It can be difficult and costly to find the right yard and garden care services. Perhaps your child or teenager would be interested in taking on this task. Or maybe you know someone who is willing to do the yard work.

Realistic Expectations

It's easy to forget what it was like as a teenager, with homework, hormones, and parents screaming at you to find a job. Your teenage employee will likely need the motivation to do her job well and appreciate the time she is putting in. Decide whether to pay your employee per hour or per job. She will work more efficiently if you pay her for the job. She might find that she can make more money if she slows down, even if you pay by the hour.

What is the average price for teenagers to do yard work?

The average hourly wage for teenagers working in yard work in the United States ranges between $10 and $15. For $25 to mow, weed, and edge a large lawn, you can charge a flat rate of $25 per job. For trimming bushes, you can charge $15 and $10 respectively. You can set a rate, but be open to negotiation.

Employers believe that $10 an hour is a fair wage for yard work. For smaller amounts, you can pay by the job or the yard. For large yards, offer $25 for mowing or trimming and $15 to trim the bushes. Be flexible and willing to negotiate. Motivated teens can set their own prices and start their own businesses. These teens may have to pay more because they are likely to be operating a legitimate business and paying taxes.

Monitor Progress

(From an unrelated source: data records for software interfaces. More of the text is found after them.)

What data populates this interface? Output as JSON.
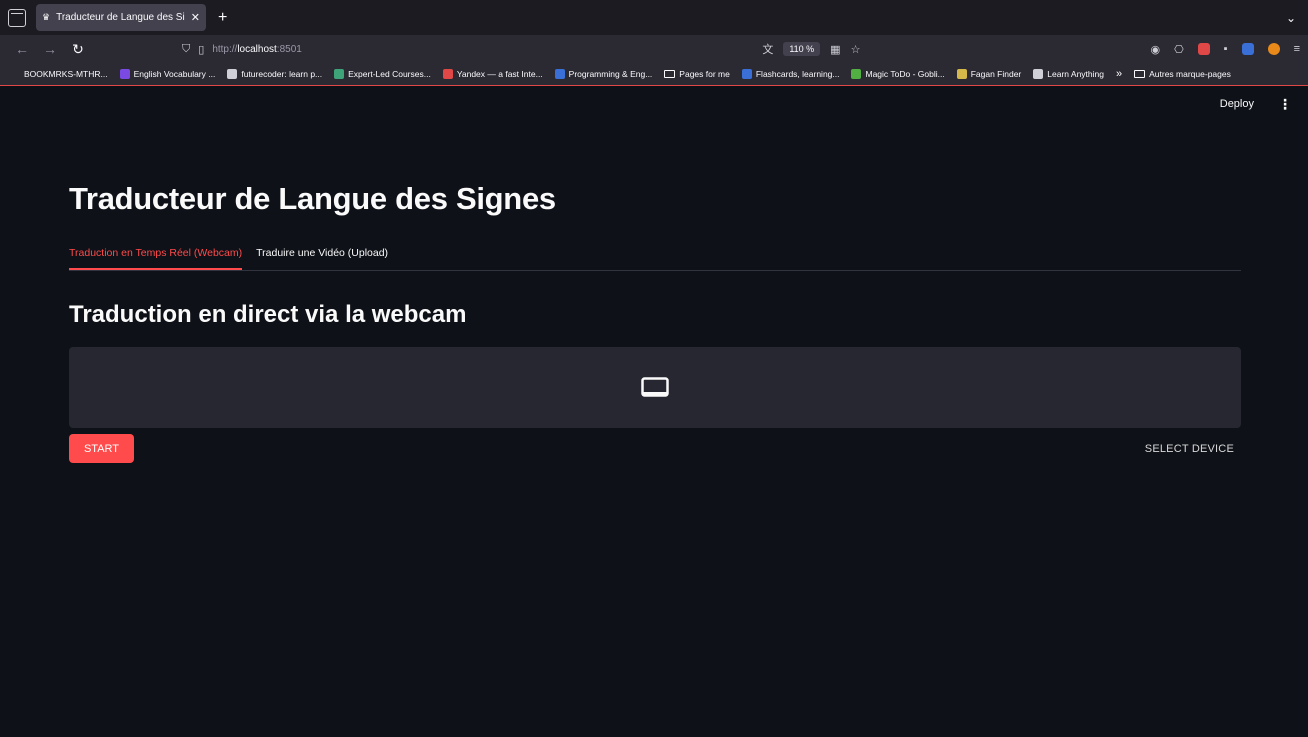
{
  "browser": {
    "tab_title": "Traducteur de Langue des Signes",
    "url_scheme": "http://",
    "url_host": "localhost",
    "url_port": ":8501",
    "zoom": "110 %",
    "bookmarks": [
      {
        "label": "BOOKMRKS-MTHR...",
        "color": "#2b2a33"
      },
      {
        "label": "English Vocabulary ...",
        "color": "#7b4ae2"
      },
      {
        "label": "futurecoder: learn p...",
        "color": "#cfcfd8"
      },
      {
        "label": "Expert-Led Courses...",
        "color": "#3fa37a"
      },
      {
        "label": "Yandex — a fast Inte...",
        "color": "#e04848"
      },
      {
        "label": "Programming & Eng...",
        "color": "#3a6fd8"
      },
      {
        "label": "Pages for me",
        "color": "folder"
      },
      {
        "label": "Flashcards, learning...",
        "color": "#3a6fd8"
      },
      {
        "label": "Magic ToDo - Gobli...",
        "color": "#52b043"
      },
      {
        "label": "Fagan Finder",
        "color": "#d4b84a"
      },
      {
        "label": "Learn Anything",
        "color": "#cfcfd8"
      }
    ],
    "other_bookmarks": "Autres marque-pages"
  },
  "app": {
    "deploy_label": "Deploy",
    "title": "Traducteur de Langue des Signes",
    "tabs": [
      {
        "label": "Traduction en Temps Réel (Webcam)",
        "active": true
      },
      {
        "label": "Traduire une Vidéo (Upload)",
        "active": false
      }
    ],
    "subtitle": "Traduction en direct via la webcam",
    "start_label": "START",
    "select_device_label": "SELECT DEVICE"
  }
}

As a non-threatening, non-intrusive way to see if your worker is working hard or not, bring a glass of water or lemonade along to your yard work. This is particularly important during hot days to ensure your worker doesn't become dehydrated. Ask him how long he will work and tell him what your expectations are. Before you pay him, make sure to inspect the yard at least the first few times.